Collaboration is important because it is the local people who will pass on the local history and culture to the future. We cannot preserve and pass on the local history and culture unless the entire local community is aware of and works together to protect the local historical materials, rather than just leaving this task to researchers.
The key to collaboration is for the thinking of the researchers and local people to be in agreement. A student who took my class once told me that a stone monument behind his house was in the digital archive. This stone monument may spark an interest in investigating local history and culture, leading to new discoveries. This is my goal when I refer to "thinking in agreement." I believe that the role of researchers is not to merely teach, but to support local people in preserving and passing on local historical materials as their own.
Furthermore, we are developing international collaborations, rather than merely limiting to regions in Japan. Last October, in addition to working on an exhibition of NMJH's collection at KU Leuven in Belgium, I conducted workshops and presented lectures on digital humanities. I plan to further promote activities based on historical materials and data.
The need to collaborate in a wide range of fields.
—What kind of possibilities does the discipline of historical informatics have?
First, just as our mutual understanding of humanities, including the study of history, and informatics has progressed to mature digital humanities, I expect that collaboration between experts and non‐experts will progress to create new research fields.
Second, the progress in the digitization of local historical materials should enable digital humanities research that has not been possible previously. For example, there is an ancient document that records the rice harvests for a village over many years. By processing this information using a computer, we might understand the changes in the yield and environment. Moreover, historical materials may be applied to natural science. We need to collaborate in a wide range of fields.
Historical informatics has already used information technology to solve historical problems. In the future, some studies will use the study of history to solve informatics problems. For example, I believe that there is a possibility that a field will develop where "the study of history is used for informatics." For example, an AI might gain historical knowledge about social issues such as discrimination. Because the study of history is a study of society itself, I believe that its results should be returned to society.

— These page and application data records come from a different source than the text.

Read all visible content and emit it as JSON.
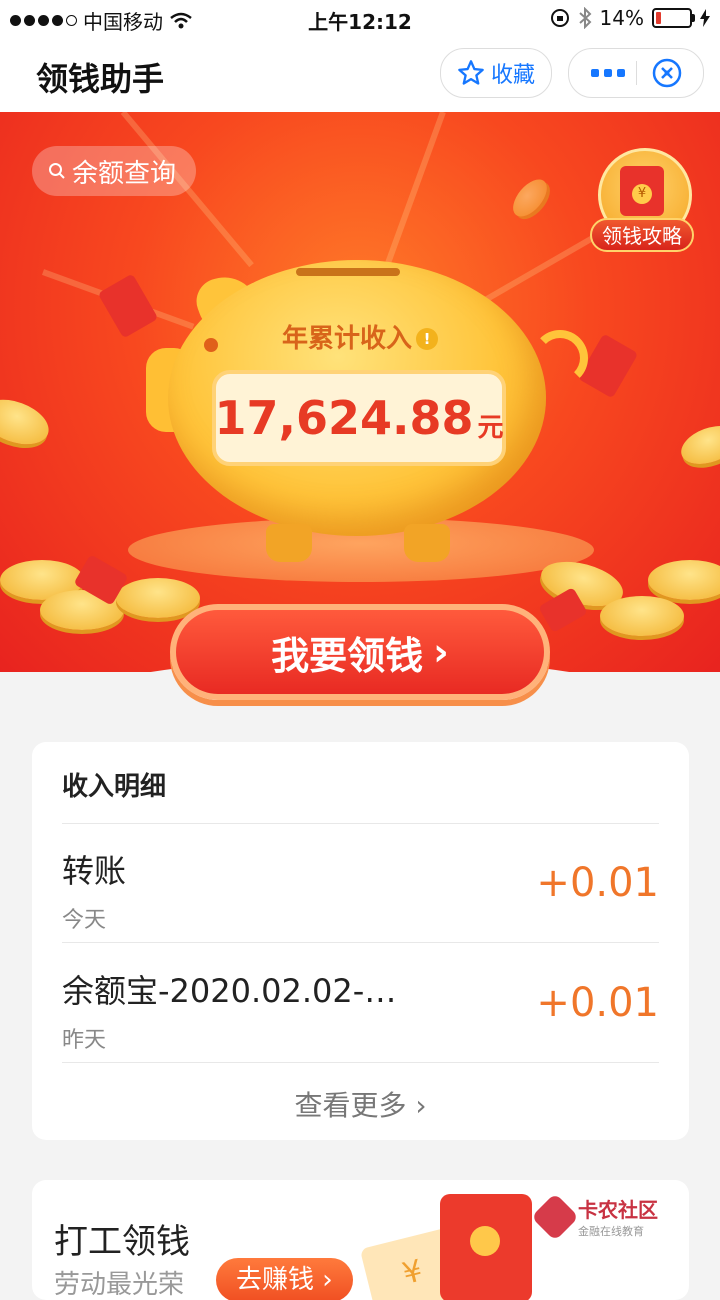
{
  "status_bar": {
    "carrier": "中国移动",
    "time": "上午12:12",
    "battery": "14%"
  },
  "nav": {
    "title": "领钱助手",
    "favorite_label": "收藏"
  },
  "hero": {
    "search_label": "余额查询",
    "guide_label": "领钱攻略",
    "guide_coin": "¥",
    "income_label": "年累计收入",
    "info_mark": "!",
    "amount": "17,624.88",
    "amount_unit": "元",
    "cta_label": "我要领钱",
    "cta_arrow": "›"
  },
  "income_detail": {
    "title": "收入明细",
    "rows": [
      {
        "name": "转账",
        "date": "今天",
        "amount": "+0.01"
      },
      {
        "name": "余额宝-2020.02.02-…",
        "date": "昨天",
        "amount": "+0.01"
      }
    ],
    "more_label": "查看更多",
    "more_arrow": "›"
  },
  "work_card": {
    "title": "打工领钱",
    "subtitle": "劳动最光荣",
    "button_label": "去赚钱 ›",
    "ticket_symbol": "¥"
  },
  "watermark": {
    "name": "卡农社区",
    "sub": "金融在线教育"
  },
  "colors": {
    "accent_blue": "#1677ff",
    "hero_red": "#e8231f",
    "amount_red": "#e73a24",
    "income_orange": "#f0762a"
  }
}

Associate Professor of the Research Department, the National Museum of Japanese History, and Associate Professor of School of Cultural and Social Studies, the Graduate University for Advanced Studies, SOKENDAI
Born in Fukuoka, Japan, in 1976. Graduated from the Department of History and Culture, Faculty of Letters, Okayama University in 1999. Received the JSPS Research Fellowship for Young Scientists (DC2) in 2003. Completed the doctoral program in the Department of Philosophy and History, Graduate School of Literature and Human Sciences, Osaka City University, and received a doctorate (literature) in 2007. Received the JSPS Research Fellowship for Young Scientists (PD) in the same year.
Became a Full‐time lecturer at the Faculty of Letters, Hanazono University in 2008. Following this he became a Visiting researcher at the Kyoto National Museum in 2012. Specially Appointed Assistant Professor, Head Office, National Institutes for the Humanities in 2014. Associate Professor, the National Museum of Japanese History from 2015 to the present. Started his current role as an Associate Professor of the School of Cultural and Social Studies, the Graduate University for Advanced Studies in 2019.
(ICHIJO Akie /science writer)
Original article was provided by the Science Portal and has been translated by Science Japan.